3b. Wrap the thread around the needle twice, moving the loops close to the fabric.
Not pictured: Gently hold the loops with your finger nail & pull the needle through, creating a loop & knot at the base of the thread.
Pull so the knot lays flat.
You may have to make a second knot in the same place if the thread is slipping.
Begin stitching.
Secure your thread the same way before you run out.
Repeat until seam is finished.
Note: make this knot on the back side of fabric. It's nearly invisible, but when repeated many times it becomes obvious.

Photos of Lost Thread Knot.

1. Insert 1" from stitching line, between layers.

2. Pull through so thread is hidden
(this shows a little for illustration only. If yours shows, you can pull the cloth up and ease the thread inside the layers after the knot is secure).

3. Insert needle in back-stitch

4. Wrap the thread around the needle twice.

5 & 6. Push thread close to fabric with thumbnail & pull the needle through.
Go slow or the thread will tangle rather than making a neat knot.

7. Pull the loop/knot so it lays flat against the fabric & make one back stitch before continuing with your seam.
The back stitch should follow the natural direction of the thread so it doesn't bunch up.

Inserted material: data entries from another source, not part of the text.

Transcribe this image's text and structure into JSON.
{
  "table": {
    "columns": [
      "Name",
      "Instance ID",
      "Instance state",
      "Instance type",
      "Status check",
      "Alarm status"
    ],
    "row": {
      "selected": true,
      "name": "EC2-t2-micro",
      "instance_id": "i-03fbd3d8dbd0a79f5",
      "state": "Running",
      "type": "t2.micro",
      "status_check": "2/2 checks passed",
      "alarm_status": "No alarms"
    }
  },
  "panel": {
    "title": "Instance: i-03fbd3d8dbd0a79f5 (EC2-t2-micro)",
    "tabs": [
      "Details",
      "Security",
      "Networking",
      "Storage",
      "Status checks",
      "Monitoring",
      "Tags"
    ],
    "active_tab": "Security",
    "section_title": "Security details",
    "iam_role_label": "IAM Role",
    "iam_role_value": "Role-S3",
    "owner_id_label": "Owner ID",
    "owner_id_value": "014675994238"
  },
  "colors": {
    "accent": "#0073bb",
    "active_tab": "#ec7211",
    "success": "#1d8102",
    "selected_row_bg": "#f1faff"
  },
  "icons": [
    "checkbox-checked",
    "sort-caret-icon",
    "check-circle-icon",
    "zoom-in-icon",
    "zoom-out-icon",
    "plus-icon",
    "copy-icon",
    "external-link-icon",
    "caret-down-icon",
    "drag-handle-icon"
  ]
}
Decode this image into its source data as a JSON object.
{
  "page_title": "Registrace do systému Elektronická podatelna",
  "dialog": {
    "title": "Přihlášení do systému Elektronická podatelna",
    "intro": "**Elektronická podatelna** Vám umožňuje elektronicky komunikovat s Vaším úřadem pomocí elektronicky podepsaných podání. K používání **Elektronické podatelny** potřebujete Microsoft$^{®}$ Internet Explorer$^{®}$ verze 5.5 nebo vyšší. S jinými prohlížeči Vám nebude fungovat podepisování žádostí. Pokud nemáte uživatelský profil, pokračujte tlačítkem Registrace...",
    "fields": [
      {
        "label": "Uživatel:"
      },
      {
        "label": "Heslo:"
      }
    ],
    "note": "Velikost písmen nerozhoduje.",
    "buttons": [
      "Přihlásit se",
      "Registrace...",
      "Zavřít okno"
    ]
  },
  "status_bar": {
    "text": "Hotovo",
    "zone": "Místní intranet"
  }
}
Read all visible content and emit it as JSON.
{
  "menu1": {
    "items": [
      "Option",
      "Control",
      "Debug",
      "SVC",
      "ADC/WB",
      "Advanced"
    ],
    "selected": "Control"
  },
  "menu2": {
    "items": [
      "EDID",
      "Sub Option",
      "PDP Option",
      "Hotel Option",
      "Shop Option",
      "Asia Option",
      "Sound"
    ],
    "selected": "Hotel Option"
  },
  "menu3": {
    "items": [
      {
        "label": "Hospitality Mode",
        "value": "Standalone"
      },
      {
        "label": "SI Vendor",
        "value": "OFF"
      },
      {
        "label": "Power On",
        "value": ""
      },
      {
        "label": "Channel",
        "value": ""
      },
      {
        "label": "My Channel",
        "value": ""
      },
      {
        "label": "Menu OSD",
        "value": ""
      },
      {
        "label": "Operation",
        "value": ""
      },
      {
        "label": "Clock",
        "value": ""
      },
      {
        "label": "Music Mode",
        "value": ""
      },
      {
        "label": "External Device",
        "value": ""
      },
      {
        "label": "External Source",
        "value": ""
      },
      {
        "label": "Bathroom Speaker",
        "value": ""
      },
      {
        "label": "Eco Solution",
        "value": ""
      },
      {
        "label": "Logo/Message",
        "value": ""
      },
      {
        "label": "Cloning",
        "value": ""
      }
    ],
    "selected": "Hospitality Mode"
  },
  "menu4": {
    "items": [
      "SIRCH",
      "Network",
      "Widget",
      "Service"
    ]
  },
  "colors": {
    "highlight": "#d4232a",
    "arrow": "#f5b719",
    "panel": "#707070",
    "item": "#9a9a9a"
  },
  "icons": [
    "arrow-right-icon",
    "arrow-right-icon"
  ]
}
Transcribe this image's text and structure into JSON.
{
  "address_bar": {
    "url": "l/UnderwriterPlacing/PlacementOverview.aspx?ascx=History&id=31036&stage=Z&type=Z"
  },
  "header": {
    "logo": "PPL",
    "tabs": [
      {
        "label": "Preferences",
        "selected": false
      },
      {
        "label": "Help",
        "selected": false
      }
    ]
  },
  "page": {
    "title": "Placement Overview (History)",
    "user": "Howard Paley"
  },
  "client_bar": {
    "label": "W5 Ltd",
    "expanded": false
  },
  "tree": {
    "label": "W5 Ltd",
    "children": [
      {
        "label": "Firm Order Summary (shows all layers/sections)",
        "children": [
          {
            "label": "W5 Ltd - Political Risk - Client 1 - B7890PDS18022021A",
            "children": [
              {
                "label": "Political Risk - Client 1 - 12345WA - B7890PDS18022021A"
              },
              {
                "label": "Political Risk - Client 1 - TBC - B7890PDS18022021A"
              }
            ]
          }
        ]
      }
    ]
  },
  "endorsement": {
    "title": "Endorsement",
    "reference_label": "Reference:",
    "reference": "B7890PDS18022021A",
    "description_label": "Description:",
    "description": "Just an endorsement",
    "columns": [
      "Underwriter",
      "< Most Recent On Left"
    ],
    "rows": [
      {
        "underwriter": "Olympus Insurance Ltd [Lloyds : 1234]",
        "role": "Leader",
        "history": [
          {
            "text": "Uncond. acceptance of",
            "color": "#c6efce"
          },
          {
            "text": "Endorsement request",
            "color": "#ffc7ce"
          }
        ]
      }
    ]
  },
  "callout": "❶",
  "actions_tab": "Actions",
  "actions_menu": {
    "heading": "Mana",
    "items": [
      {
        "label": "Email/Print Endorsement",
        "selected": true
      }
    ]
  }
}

This knot through the fabric can be used to secure the thread after a seam is finished. Repeat the steps 3-7, then lose the thread as in step 1 & cut.
Repeat with your next thread to continue the seam.

Historic Uses of These Knots
The first knot shown here has been used for centuries. Some of the earliest surviving cloth garments are sewn together using this knot technique. (Look up the Moy Bog dress & other early clothing). This knot hardly appears to be sturdy enough, but hand washing is much kinder than modern washing machines.

The second knot, or Hidden Knot, was used from about the mid 1400's on (it may have been used earlier, but not to my knowledge... which is, of course, incomplete). Most commonly we see it in quilted garments from the 1700's, like petticoats, breeches, waistcoats & jackets.
It is not used when the lining is separate from the batting & outer fabric, but is used when all three layers are quilted together. This is not the most secure method, but when combined with a back-stitch & or not on a stressed seam, it will hold up for several centuries.

The Lost Thread Knot is something I've used for years, and I honestly don't know where I learned it. It may be something I taught myself, or I could have picked it up from a book. My mother does not use this securing technique. I have no evidence of this being used historically, but it works for me & I'm sure I'm not the only one to have ever thought of it.
If any of my dear readers have evidence of this being used pre-1900 I'd love to see the examples.

All of these knots will hold up to regular use. But one must remember that our ancestors repaired their clothing. This was not a throw-away society until very recently. Clothes were cut down, re-used, worn into rags, threads were pulled & re-sewn... nothing went to waste. There was too much labor invested in each garment to simply cast something aside.
"A stitch in time saves nine" was not just a cute rhyme. It literally meant that if you saw a seam coming out, stop & repair it now or you'd have a bigger rip later. Nearly every woman had a full sewing kit on hand (or in her pocket) at all times. I'm not saying that every woman was a master seamstress, but this was a basic skill taught to all girls, and many boys.

1 comment:

Gail Kellogg Hope said...

Not sure I did a very good job on the hidden knot diagrams.
The thread should go between the layers of fabric, not through the threads of one layer.
This way it's actually hidden.